In terms of protocol, the governor, together with the Puerto Rico Office of Management and Budget, formulates the budget he believes is required to operate all government branches for the ensuing fiscal year. He submits this formulation as a budget request to the Puerto Rican legislature before July 1, the date established by law as the beginning of Puerto Rico's fiscal year. While the constitution establishes that the request must be submitted "at the beginning of each regular session", the request is submitted during the first week of May as the regular sessions of the legislature begin in January and it would be unpractical to submit a request so far ahead. Once submitted the budget is approved by the legislature with amendments, through a joint resolution and referred back to the governor for his approval; the governor either approves it or vetoes it. If vetoed the legislature can either refer it back with amendments for the governor's approval, or approve it without the governor's consent by two-thirds of the bodies of each chamber.
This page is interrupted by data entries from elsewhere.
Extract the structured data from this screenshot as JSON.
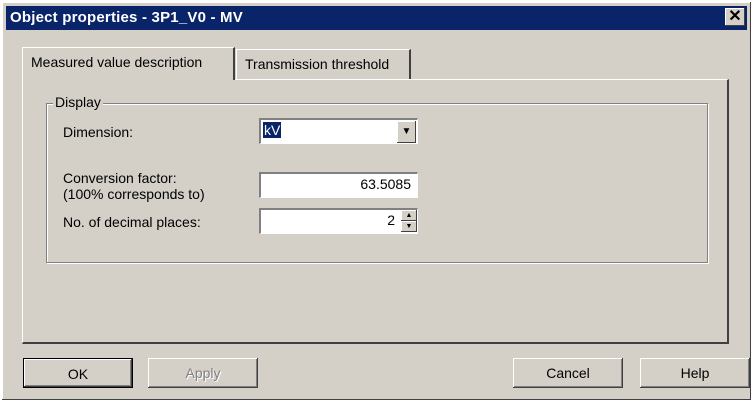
{
  "window": {
    "title": "Object properties - 3P1_V0 - MV",
    "close_symbol": "✕"
  },
  "tabs": [
    {
      "label": "Measured value description",
      "active": true
    },
    {
      "label": "Transmission threshold",
      "active": false
    }
  ],
  "display_group": {
    "title": "Display",
    "dimension": {
      "label": "Dimension:",
      "value": "kV"
    },
    "conversion_factor": {
      "label_line1": "Conversion factor:",
      "label_line2": "(100% corresponds to)",
      "value": "63.5085"
    },
    "decimal_places": {
      "label": "No. of decimal places:",
      "value": "2"
    }
  },
  "buttons": {
    "ok": "OK",
    "apply": "Apply",
    "cancel": "Cancel",
    "help": "Help"
  },
  "colors": {
    "title_bar": "#0a246a",
    "face": "#d4d0c8"
  }
}
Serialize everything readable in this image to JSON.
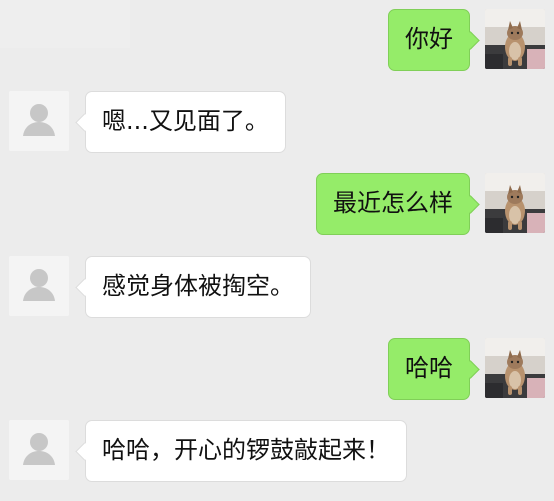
{
  "conversation": {
    "messages": [
      {
        "sender": "me",
        "text": "你好"
      },
      {
        "sender": "other",
        "text": "嗯...又见面了。"
      },
      {
        "sender": "me",
        "text": "最近怎么样"
      },
      {
        "sender": "other",
        "text": "感觉身体被掏空。"
      },
      {
        "sender": "me",
        "text": "哈哈"
      },
      {
        "sender": "other",
        "text": "哈哈，开心的锣鼓敲起来！"
      }
    ]
  },
  "icons": {
    "self_avatar": "cat-photo-avatar",
    "contact_avatar": "default-user-avatar"
  },
  "colors": {
    "background": "#ececec",
    "outgoing_bubble": "#95ec69",
    "incoming_bubble": "#ffffff"
  }
}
Once approved the Department of Treasury disburses funds to the Office of Management and Budget which in turn disburses the funds to the respective agencies, all while the Puerto Rico Government Development Bank manages all related banking affairs including those related to the government-owned corporations. Puerto Rico Consolidated Fund Puerto Rico General Fund Puerto Rico Chapter 9 Uniformity Act of 2015